All lines in the data below carrying the string "editieren" are to be located and copied.

*** Supplied records ***

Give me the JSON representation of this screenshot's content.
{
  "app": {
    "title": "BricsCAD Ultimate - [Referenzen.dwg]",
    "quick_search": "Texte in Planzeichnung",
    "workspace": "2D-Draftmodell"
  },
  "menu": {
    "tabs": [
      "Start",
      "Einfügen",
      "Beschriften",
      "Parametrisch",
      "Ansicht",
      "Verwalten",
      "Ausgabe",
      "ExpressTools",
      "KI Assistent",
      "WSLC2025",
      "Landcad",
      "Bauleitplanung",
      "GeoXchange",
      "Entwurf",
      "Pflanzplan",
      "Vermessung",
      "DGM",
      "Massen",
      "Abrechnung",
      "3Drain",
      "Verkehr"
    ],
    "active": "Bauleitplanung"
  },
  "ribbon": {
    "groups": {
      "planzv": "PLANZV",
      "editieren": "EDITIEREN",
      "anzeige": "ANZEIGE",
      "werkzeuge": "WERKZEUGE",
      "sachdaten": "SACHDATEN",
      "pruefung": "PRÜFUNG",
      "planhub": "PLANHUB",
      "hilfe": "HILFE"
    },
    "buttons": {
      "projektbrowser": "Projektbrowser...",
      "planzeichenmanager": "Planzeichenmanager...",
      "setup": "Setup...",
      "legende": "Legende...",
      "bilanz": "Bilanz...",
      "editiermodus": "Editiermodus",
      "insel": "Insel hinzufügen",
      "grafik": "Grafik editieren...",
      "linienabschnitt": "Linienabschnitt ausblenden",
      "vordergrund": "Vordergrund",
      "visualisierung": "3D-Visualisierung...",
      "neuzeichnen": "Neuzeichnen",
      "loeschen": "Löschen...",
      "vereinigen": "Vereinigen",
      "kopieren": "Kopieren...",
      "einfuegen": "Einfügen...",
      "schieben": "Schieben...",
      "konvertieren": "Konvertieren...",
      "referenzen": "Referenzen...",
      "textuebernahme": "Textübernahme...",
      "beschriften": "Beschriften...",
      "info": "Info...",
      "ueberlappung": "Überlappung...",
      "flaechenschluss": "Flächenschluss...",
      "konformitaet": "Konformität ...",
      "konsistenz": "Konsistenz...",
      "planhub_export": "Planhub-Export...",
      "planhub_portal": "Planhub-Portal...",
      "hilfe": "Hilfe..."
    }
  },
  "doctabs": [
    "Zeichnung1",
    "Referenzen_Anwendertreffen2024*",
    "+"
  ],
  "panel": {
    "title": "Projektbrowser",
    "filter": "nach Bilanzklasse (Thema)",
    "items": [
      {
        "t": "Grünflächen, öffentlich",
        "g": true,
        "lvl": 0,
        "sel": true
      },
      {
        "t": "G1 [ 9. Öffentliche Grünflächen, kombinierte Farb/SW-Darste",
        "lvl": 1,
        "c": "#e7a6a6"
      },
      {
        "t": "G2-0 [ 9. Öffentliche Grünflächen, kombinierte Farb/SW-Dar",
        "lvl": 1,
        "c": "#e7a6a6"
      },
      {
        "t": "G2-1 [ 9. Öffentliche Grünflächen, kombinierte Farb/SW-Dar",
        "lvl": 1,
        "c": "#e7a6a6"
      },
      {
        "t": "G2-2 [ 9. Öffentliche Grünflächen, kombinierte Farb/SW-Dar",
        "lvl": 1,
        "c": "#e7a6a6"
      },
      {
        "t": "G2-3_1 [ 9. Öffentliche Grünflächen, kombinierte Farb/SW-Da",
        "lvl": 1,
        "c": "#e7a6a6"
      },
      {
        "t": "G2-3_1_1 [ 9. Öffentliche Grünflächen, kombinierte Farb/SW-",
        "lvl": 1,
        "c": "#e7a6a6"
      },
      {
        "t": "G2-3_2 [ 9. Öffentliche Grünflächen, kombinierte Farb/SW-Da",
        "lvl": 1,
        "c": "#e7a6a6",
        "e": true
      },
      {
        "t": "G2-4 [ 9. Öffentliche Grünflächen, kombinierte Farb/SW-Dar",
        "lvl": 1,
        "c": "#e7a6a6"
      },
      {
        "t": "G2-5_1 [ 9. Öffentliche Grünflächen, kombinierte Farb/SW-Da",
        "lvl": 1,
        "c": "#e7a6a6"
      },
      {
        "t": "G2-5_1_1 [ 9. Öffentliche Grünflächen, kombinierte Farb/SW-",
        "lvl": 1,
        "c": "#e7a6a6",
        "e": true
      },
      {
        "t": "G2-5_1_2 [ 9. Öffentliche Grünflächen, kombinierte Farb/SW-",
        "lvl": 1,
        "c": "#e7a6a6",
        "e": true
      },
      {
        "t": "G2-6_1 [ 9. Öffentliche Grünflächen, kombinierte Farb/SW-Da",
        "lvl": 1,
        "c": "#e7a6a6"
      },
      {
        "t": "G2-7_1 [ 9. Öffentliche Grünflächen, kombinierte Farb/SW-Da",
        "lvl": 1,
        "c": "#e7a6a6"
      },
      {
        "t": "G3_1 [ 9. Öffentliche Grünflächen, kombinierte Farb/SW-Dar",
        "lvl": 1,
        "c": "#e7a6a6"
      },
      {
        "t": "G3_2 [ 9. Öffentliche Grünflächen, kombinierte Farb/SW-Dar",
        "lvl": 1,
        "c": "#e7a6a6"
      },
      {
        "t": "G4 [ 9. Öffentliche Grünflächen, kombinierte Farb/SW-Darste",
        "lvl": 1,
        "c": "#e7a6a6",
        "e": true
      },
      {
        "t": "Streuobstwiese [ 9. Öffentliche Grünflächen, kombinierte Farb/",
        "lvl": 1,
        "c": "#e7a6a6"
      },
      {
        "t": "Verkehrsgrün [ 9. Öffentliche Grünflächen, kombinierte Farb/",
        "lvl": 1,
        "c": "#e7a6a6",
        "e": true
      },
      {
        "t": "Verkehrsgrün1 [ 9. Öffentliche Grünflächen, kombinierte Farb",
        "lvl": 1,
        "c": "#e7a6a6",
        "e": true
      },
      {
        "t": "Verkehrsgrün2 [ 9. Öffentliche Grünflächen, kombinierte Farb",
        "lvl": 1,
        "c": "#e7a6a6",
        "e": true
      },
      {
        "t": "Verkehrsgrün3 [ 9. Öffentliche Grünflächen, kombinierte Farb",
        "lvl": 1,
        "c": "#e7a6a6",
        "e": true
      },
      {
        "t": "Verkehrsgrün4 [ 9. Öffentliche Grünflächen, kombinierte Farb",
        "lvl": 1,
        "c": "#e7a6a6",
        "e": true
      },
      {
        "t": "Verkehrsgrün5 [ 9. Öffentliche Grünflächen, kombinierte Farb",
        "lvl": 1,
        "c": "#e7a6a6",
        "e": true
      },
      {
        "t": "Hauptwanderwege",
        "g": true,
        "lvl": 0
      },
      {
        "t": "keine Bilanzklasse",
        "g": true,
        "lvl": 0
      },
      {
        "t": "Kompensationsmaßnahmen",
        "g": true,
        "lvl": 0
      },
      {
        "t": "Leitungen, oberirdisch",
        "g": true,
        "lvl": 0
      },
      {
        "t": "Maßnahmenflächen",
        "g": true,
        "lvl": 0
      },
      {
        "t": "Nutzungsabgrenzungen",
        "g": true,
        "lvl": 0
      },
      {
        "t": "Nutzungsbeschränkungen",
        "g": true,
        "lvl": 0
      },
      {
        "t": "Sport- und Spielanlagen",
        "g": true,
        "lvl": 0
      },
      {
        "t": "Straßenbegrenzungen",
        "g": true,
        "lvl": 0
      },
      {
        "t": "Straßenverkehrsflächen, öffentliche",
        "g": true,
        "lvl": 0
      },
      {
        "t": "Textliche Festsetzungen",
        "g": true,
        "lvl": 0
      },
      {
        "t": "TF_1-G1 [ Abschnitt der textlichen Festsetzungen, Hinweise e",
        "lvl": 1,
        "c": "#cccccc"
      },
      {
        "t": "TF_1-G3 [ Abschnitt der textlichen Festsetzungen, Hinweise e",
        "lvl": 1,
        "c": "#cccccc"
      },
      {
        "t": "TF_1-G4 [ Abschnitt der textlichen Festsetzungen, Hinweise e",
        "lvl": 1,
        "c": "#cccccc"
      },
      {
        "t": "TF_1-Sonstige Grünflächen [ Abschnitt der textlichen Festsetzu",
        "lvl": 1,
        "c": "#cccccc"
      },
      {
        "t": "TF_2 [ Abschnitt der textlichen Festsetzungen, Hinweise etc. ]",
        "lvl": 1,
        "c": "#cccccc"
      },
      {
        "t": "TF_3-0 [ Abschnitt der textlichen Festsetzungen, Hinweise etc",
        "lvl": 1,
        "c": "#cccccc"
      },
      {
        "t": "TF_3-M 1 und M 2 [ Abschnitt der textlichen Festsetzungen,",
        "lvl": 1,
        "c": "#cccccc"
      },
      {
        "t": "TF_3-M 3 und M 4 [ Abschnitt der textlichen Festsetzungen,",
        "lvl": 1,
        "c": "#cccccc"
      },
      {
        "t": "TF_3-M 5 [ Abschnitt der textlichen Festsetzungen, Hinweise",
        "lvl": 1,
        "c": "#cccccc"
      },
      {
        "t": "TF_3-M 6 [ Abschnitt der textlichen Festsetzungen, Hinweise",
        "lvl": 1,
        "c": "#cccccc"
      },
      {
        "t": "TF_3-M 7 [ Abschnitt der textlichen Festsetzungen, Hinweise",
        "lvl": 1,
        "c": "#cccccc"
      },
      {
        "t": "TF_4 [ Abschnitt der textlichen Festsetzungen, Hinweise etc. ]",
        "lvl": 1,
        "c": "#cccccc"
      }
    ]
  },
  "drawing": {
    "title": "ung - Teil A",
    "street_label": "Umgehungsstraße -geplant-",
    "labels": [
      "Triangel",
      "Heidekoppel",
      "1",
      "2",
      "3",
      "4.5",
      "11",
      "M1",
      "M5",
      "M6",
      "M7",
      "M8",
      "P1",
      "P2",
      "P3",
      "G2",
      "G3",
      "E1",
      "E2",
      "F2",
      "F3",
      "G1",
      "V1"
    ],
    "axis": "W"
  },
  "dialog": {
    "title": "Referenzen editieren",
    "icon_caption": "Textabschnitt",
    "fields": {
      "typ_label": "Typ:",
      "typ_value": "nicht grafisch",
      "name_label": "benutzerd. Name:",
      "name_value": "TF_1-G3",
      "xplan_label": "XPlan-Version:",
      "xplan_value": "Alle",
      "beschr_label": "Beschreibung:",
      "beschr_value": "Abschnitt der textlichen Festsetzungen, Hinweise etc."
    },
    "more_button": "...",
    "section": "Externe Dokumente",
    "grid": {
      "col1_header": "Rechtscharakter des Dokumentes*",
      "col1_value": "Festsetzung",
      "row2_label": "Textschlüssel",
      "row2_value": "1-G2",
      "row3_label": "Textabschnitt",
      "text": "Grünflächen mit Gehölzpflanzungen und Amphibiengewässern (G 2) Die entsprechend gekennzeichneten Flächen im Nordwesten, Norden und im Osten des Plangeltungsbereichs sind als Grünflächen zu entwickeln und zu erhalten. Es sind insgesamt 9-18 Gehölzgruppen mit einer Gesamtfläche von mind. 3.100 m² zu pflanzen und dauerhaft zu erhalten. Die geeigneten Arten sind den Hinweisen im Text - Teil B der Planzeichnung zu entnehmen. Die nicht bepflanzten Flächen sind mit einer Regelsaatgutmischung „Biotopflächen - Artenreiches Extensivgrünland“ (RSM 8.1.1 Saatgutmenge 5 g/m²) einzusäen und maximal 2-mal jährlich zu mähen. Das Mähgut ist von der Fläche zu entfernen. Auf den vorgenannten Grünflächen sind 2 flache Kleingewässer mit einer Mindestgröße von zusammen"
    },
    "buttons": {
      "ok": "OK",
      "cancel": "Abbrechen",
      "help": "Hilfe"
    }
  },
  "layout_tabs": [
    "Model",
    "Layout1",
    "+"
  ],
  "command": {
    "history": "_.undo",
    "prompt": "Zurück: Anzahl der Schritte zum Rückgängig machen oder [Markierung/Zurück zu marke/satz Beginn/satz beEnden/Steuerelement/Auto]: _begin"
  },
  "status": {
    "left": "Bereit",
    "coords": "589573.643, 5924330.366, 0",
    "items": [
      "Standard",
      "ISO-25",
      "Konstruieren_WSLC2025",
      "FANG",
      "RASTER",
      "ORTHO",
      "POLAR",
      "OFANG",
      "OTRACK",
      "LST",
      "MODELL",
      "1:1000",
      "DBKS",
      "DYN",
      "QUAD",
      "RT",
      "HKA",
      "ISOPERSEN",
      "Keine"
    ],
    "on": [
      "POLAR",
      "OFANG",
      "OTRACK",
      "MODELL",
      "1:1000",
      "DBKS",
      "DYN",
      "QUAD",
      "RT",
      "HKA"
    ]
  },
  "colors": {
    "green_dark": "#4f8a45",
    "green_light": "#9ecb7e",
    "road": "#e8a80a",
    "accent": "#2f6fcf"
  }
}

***

## Solved exercise
      "editieren": "EDITIEREN",
      "grafik": "Grafik editieren...",
    "title": "Referenzen editieren",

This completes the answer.